The St. Thomas soccer team will arrive in DeLand, Florida on Saturday to take on Stetson in their quest for their first away conference win.
For the most part, the pursuit shown by their defense this season was the impetus for Tommy’s record (3-2 overall, 2-1 Pioneer Football League), with sophomore midfielder Jonathan Bunce starring.
6ft 3,233lb Bunce got two sacks in his win over Valparaiso last Saturday. And he responded with an interception for a touchdown last week in a loss to Tommy in San Diego.
St Thomas’s move to Division I has added importance to finding players with a combination of size, speed and skill, and head coach Glenn Caruso knows he has one in Bunce.
“He’s a more difficult fight because he has a big body and can run very well,” Caruso said.
“If you were to say, ‘Give me an example of a multi-functional player who plays defense,’ I would first point to John Bunce.”
Caruso is also impressed with Bunce’s efforts and dedication.
“We had five games and he was our Mr. Hustle in three of them,” Caruso said. “His attempts to ruthlessly pursue the soccer guy are phenomenal.”
Bunce entered Fall Camp # 2 in the depths table as a strong outside midfielder behind senior Trent Meyer, but he quickly impressed the coaches with his consistently strong performance.
“He played like 1 (starter) and Trent played like 1,” Caruso said. “It gave us the freedom and flexibility to bring Trent inside.”
Since last season ended due to COVID-19, Bunce, the sophomore from Edina, is essentially a newcomer to the football field. He turned out to be a capable student.
“This defense can definitely be tricky, so the rookie (training) got me a little dizzy,” Bunce said. “In the fall, things started clicking for me, and as soon as they click, you can just play fast. This is the crossing that most defenders go through. Just being able to play fast, play physically, allowed me to play some games. ”
Bunce was recruited to St. Thomas as a dual sports athlete. He is the catcher and designated hitter on Tommy’s baseball team. The opportunity to participate in both sports played a role in Bunce’s decision to visit St. Thomas.
“Football is my main sport,” Bunce said. “Let’s see with baseball.

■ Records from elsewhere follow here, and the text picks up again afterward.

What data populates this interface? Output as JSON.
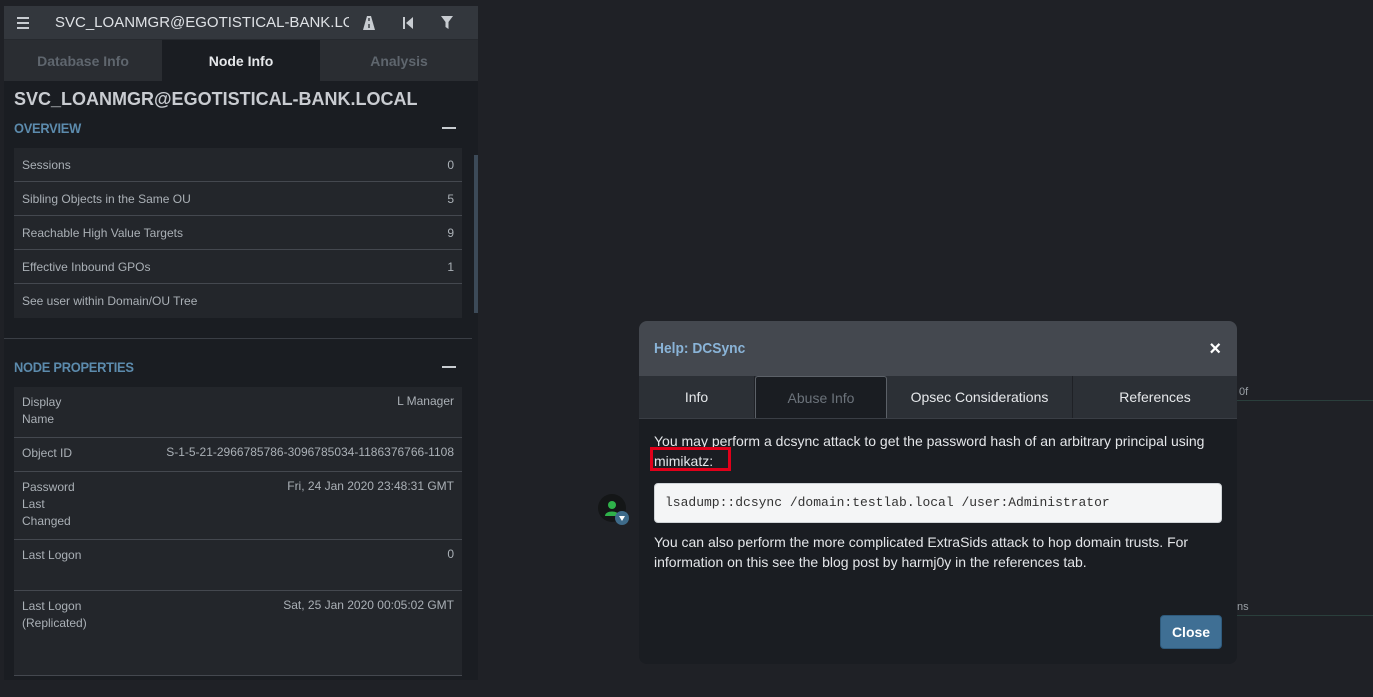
{
  "search": {
    "value": "SVC_LOANMGR@EGOTISTICAL-BANK.LOCAL"
  },
  "tabs": [
    "Database Info",
    "Node Info",
    "Analysis"
  ],
  "node": {
    "title": "SVC_LOANMGR@EGOTISTICAL-BANK.LOCAL",
    "overview_title": "OVERVIEW",
    "overview": [
      {
        "label": "Sessions",
        "value": "0"
      },
      {
        "label": "Sibling Objects in the Same OU",
        "value": "5"
      },
      {
        "label": "Reachable High Value Targets",
        "value": "9"
      },
      {
        "label": "Effective Inbound GPOs",
        "value": "1"
      },
      {
        "label": "See user within Domain/OU Tree",
        "value": ""
      }
    ],
    "properties_title": "NODE PROPERTIES",
    "properties": [
      {
        "label": "Display Name",
        "value": "L Manager"
      },
      {
        "label": "Object ID",
        "value": "S-1-5-21-2966785786-3096785034-1186376766-1108"
      },
      {
        "label": "Password Last Changed",
        "value": "Fri, 24 Jan 2020 23:48:31 GMT"
      },
      {
        "label": "Last Logon",
        "value": "0"
      },
      {
        "label": "Last Logon (Replicated)",
        "value": "Sat, 25 Jan 2020 00:05:02 GMT"
      }
    ]
  },
  "graph": {
    "edge_label_1": "0f",
    "edge_label_2": "ns"
  },
  "modal": {
    "title": "Help: DCSync",
    "close_x": "×",
    "tabs": [
      "Info",
      "Abuse Info",
      "Opsec Considerations",
      "References"
    ],
    "active_tab": "Abuse Info",
    "para1": "You may perform a dcsync attack to get the password hash of an arbitrary principal using mimikatz:",
    "code": "lsadump::dcsync /domain:testlab.local /user:Administrator",
    "para2": "You can also perform the more complicated ExtraSids attack to hop domain trusts. For information on this see the blog post by harmj0y in the references tab.",
    "close_button": "Close"
  },
  "colors": {
    "accent": "#5c8bad",
    "highlight": "#e0001a",
    "button": "#3f6f94"
  }
}
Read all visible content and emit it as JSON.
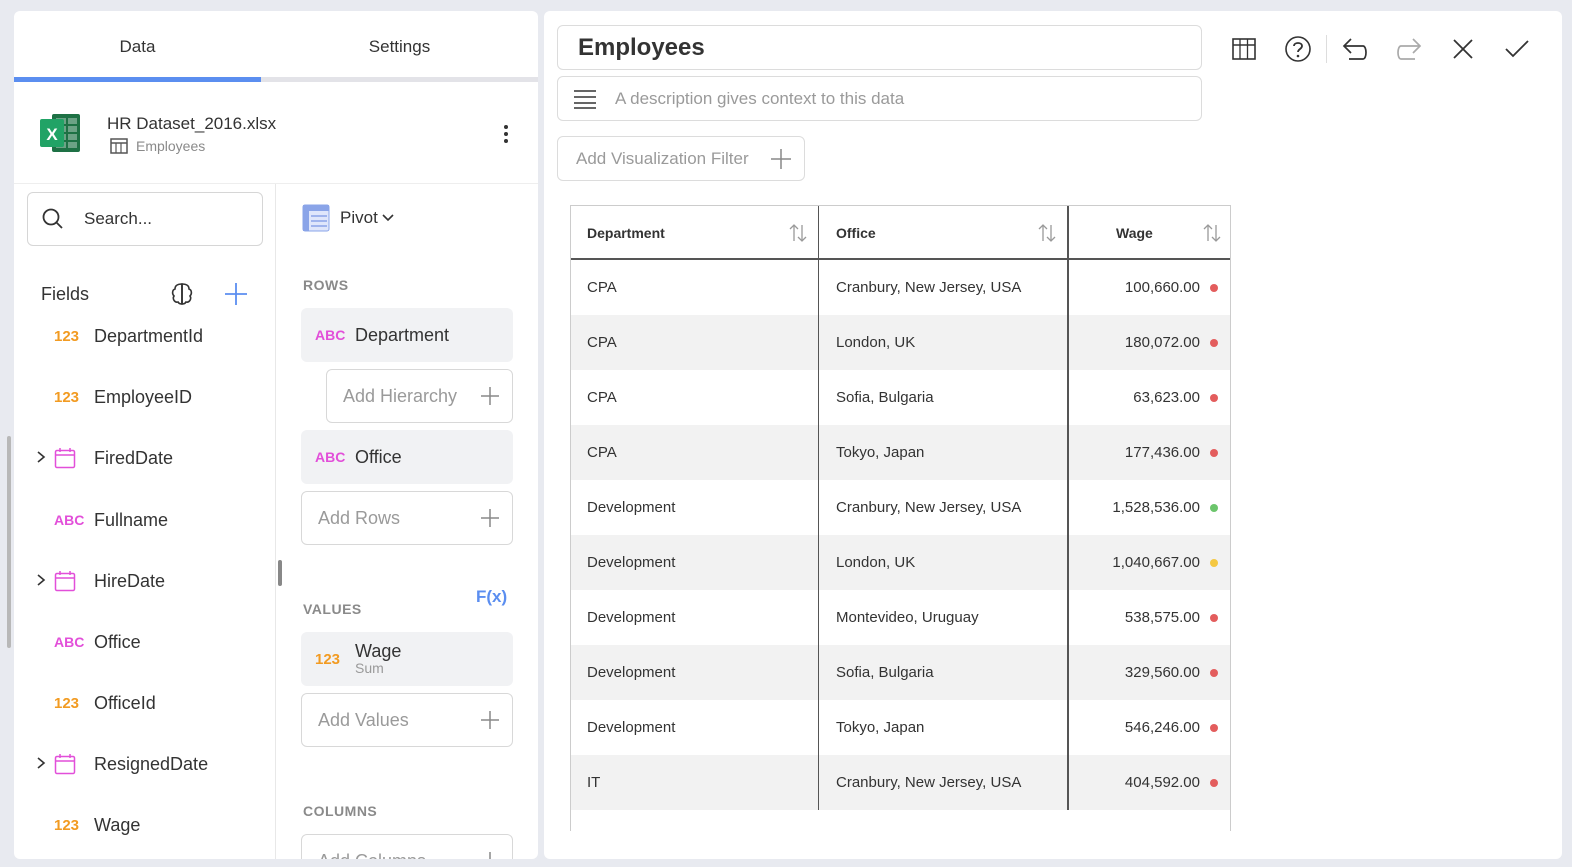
{
  "left": {
    "tabs": [
      {
        "label": "Data",
        "active": true
      },
      {
        "label": "Settings",
        "active": false
      }
    ],
    "datasource": {
      "file_name": "HR Dataset_2016.xlsx",
      "sheet_name": "Employees",
      "icon": "excel-icon"
    },
    "search": {
      "placeholder": "Search..."
    },
    "fields_title": "Fields",
    "fields": [
      {
        "type": "123",
        "label": "DepartmentId",
        "expandable": false
      },
      {
        "type": "123",
        "label": "EmployeeID",
        "expandable": false
      },
      {
        "type": "date",
        "label": "FiredDate",
        "expandable": true
      },
      {
        "type": "ABC",
        "label": "Fullname",
        "expandable": false
      },
      {
        "type": "date",
        "label": "HireDate",
        "expandable": true
      },
      {
        "type": "ABC",
        "label": "Office",
        "expandable": false
      },
      {
        "type": "123",
        "label": "OfficeId",
        "expandable": false
      },
      {
        "type": "date",
        "label": "ResignedDate",
        "expandable": true
      },
      {
        "type": "123",
        "label": "Wage",
        "expandable": false
      }
    ],
    "pivot": {
      "label": "Pivot",
      "rows_label": "ROWS",
      "rows": [
        {
          "type": "ABC",
          "label": "Department"
        },
        {
          "type": "ABC",
          "label": "Office"
        }
      ],
      "add_hierarchy": "Add Hierarchy",
      "add_rows": "Add Rows",
      "values_label": "VALUES",
      "fx_label": "F(x)",
      "values": [
        {
          "type": "123",
          "label": "Wage",
          "sub": "Sum"
        }
      ],
      "add_values": "Add Values",
      "columns_label": "COLUMNS",
      "add_columns": "Add Columns"
    }
  },
  "right": {
    "title": "Employees",
    "description_placeholder": "A description gives context to this data",
    "add_filter": "Add Visualization Filter",
    "table": {
      "columns": [
        "Department",
        "Office",
        "Wage"
      ],
      "rows": [
        {
          "department": "CPA",
          "office": "Cranbury, New Jersey, USA",
          "wage": "100,660.00",
          "status": "red"
        },
        {
          "department": "CPA",
          "office": "London, UK",
          "wage": "180,072.00",
          "status": "red"
        },
        {
          "department": "CPA",
          "office": "Sofia, Bulgaria",
          "wage": "63,623.00",
          "status": "red"
        },
        {
          "department": "CPA",
          "office": "Tokyo, Japan",
          "wage": "177,436.00",
          "status": "red"
        },
        {
          "department": "Development",
          "office": "Cranbury, New Jersey, USA",
          "wage": "1,528,536.00",
          "status": "green"
        },
        {
          "department": "Development",
          "office": "London, UK",
          "wage": "1,040,667.00",
          "status": "yellow"
        },
        {
          "department": "Development",
          "office": "Montevideo, Uruguay",
          "wage": "538,575.00",
          "status": "red"
        },
        {
          "department": "Development",
          "office": "Sofia, Bulgaria",
          "wage": "329,560.00",
          "status": "red"
        },
        {
          "department": "Development",
          "office": "Tokyo, Japan",
          "wage": "546,246.00",
          "status": "red"
        },
        {
          "department": "IT",
          "office": "Cranbury, New Jersey, USA",
          "wage": "404,592.00",
          "status": "red"
        }
      ]
    }
  },
  "colors": {
    "accent": "#5b8ef0",
    "number_type": "#f29b22",
    "text_type": "#e24fd9",
    "date_type": "#e24fd9",
    "status_red": "#e35d5d",
    "status_green": "#6cc56c",
    "status_yellow": "#f5c842"
  }
}
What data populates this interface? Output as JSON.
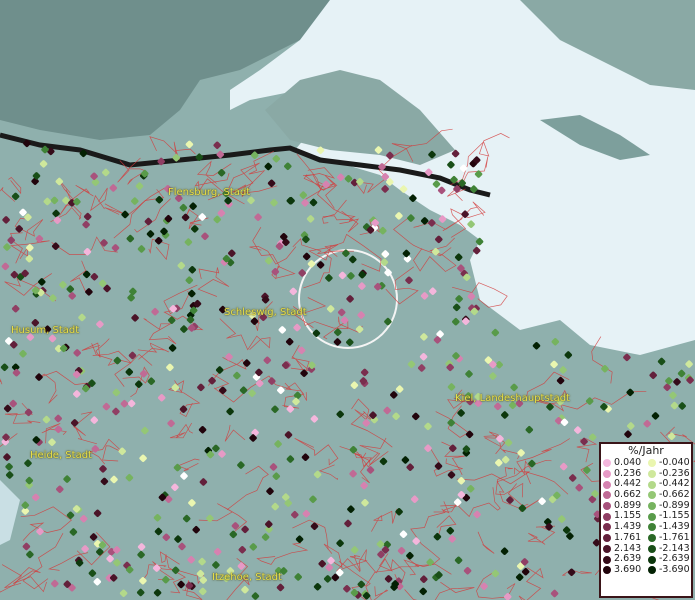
{
  "map": {
    "cities": [
      {
        "id": "flensburg",
        "label": "Flensburg, Stadt"
      },
      {
        "id": "husum",
        "label": "Husum, Stadt"
      },
      {
        "id": "schleswig",
        "label": "Schleswig, Stadt"
      },
      {
        "id": "kiel",
        "label": "Kiel, Landeshauptstadt"
      },
      {
        "id": "heide",
        "label": "Heide, Stadt"
      },
      {
        "id": "itzehoe",
        "label": "Itzehoe, Stadt"
      }
    ]
  },
  "legend": {
    "title": "%/Jahr",
    "positive": [
      {
        "label": "0.040",
        "color": "#f4b6dc"
      },
      {
        "label": "0.236",
        "color": "#e79ac6"
      },
      {
        "label": "0.442",
        "color": "#d682b0"
      },
      {
        "label": "0.662",
        "color": "#c06a95"
      },
      {
        "label": "0.899",
        "color": "#a8527c"
      },
      {
        "label": "1.155",
        "color": "#903f64"
      },
      {
        "label": "1.439",
        "color": "#7a2e4e"
      },
      {
        "label": "1.761",
        "color": "#63203b"
      },
      {
        "label": "2.143",
        "color": "#4b1428"
      },
      {
        "label": "2.639",
        "color": "#350b19"
      },
      {
        "label": "3.690",
        "color": "#21040c"
      }
    ],
    "negative": [
      {
        "label": "-0.040",
        "color": "#eaf6b0"
      },
      {
        "label": "-0.236",
        "color": "#cfe89c"
      },
      {
        "label": "-0.442",
        "color": "#b3d98a"
      },
      {
        "label": "-0.662",
        "color": "#94c775"
      },
      {
        "label": "-0.899",
        "color": "#76b35f"
      },
      {
        "label": "-1.155",
        "color": "#599b4a"
      },
      {
        "label": "-1.439",
        "color": "#3f8236"
      },
      {
        "label": "-1.761",
        "color": "#2a6826"
      },
      {
        "label": "-2.143",
        "color": "#194f18"
      },
      {
        "label": "-2.639",
        "color": "#0c370c"
      },
      {
        "label": "-3.690",
        "color": "#032103"
      }
    ]
  }
}
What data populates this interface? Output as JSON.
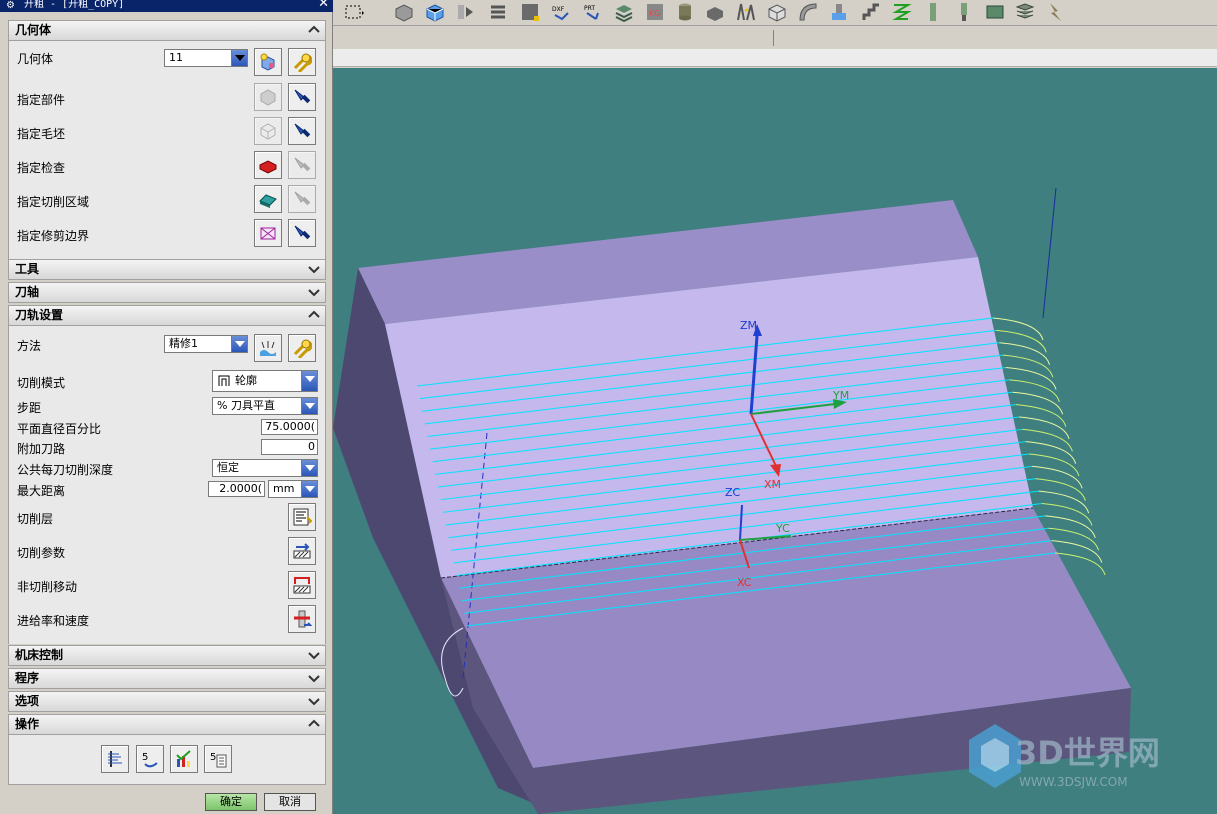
{
  "window": {
    "title": "开粗 - [开粗_COPY]"
  },
  "sections": {
    "geometry": {
      "header": "几何体",
      "geometry_label": "几何体",
      "geometry_value": "11",
      "specify_part": "指定部件",
      "specify_blank": "指定毛坯",
      "specify_check": "指定检查",
      "specify_cut_area": "指定切削区域",
      "specify_trim_boundary": "指定修剪边界"
    },
    "tool": {
      "header": "工具"
    },
    "tool_axis": {
      "header": "刀轴"
    },
    "path_settings": {
      "header": "刀轨设置",
      "method_label": "方法",
      "method_value": "精修1",
      "cut_pattern_label": "切削模式",
      "cut_pattern_value": "轮廓",
      "stepover_label": "步距",
      "stepover_value": "% 刀具平直",
      "flat_diameter_pct_label": "平面直径百分比",
      "flat_diameter_pct_value": "75.0000(",
      "additional_passes_label": "附加刀路",
      "additional_passes_value": "0",
      "depth_per_cut_label": "公共每刀切削深度",
      "depth_per_cut_value": "恒定",
      "max_distance_label": "最大距离",
      "max_distance_value": "2.0000(",
      "max_distance_unit": "mm",
      "cut_levels": "切削层",
      "cut_parameters": "切削参数",
      "non_cutting_moves": "非切削移动",
      "feeds_speeds": "进给率和速度"
    },
    "machine_control": {
      "header": "机床控制"
    },
    "program": {
      "header": "程序"
    },
    "options": {
      "header": "选项"
    },
    "actions": {
      "header": "操作"
    }
  },
  "buttons": {
    "ok": "确定",
    "cancel": "取消"
  },
  "viewport": {
    "axes": {
      "zm": "ZM",
      "ym": "YM",
      "xm": "XM",
      "zc": "ZC",
      "yc": "YC",
      "xc": "XC"
    },
    "watermark": {
      "brand": "3D世界网",
      "url": "WWW.3DSJW.COM"
    }
  },
  "colors": {
    "viewport_bg": "#3f7f80",
    "title_bar": "#0a246a",
    "toolpath": "#00e5ff",
    "engage": "#c8f070"
  }
}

It’s hard now, when we moved to Division I. When football is over, I will reconsider my assessment with the coaches and see how it looks. ”
Bunce said he did not pay attention to the first division football camps in his junior high school summer, in part because he played baseball. As a result, he did not get the most out of Division I schools and believes that this played a role in keeping him out of recruitment as a senior.
“There are a lot of guys in high school who have good stats and are captains of their team,” Bunce said. “This is a two-way street; if you are not interested in their school, you are difficult to distinguish. ”
Bunce considered it preferable to play sports at the University of Minnesota or North Dakota, but knew that this meant that he would not be able to play baseball. A strong connection with Tommy’s coaching staff also helped him make the decision.
“St. Thomas’s coaches have seen me a lot, ”Bunce said. “Just by talking to my dad, I wanted to be where the coaches have a vision of me, not somewhere where I’m just another guy out of 110.
“I thought this was the place that would challenge me the most.”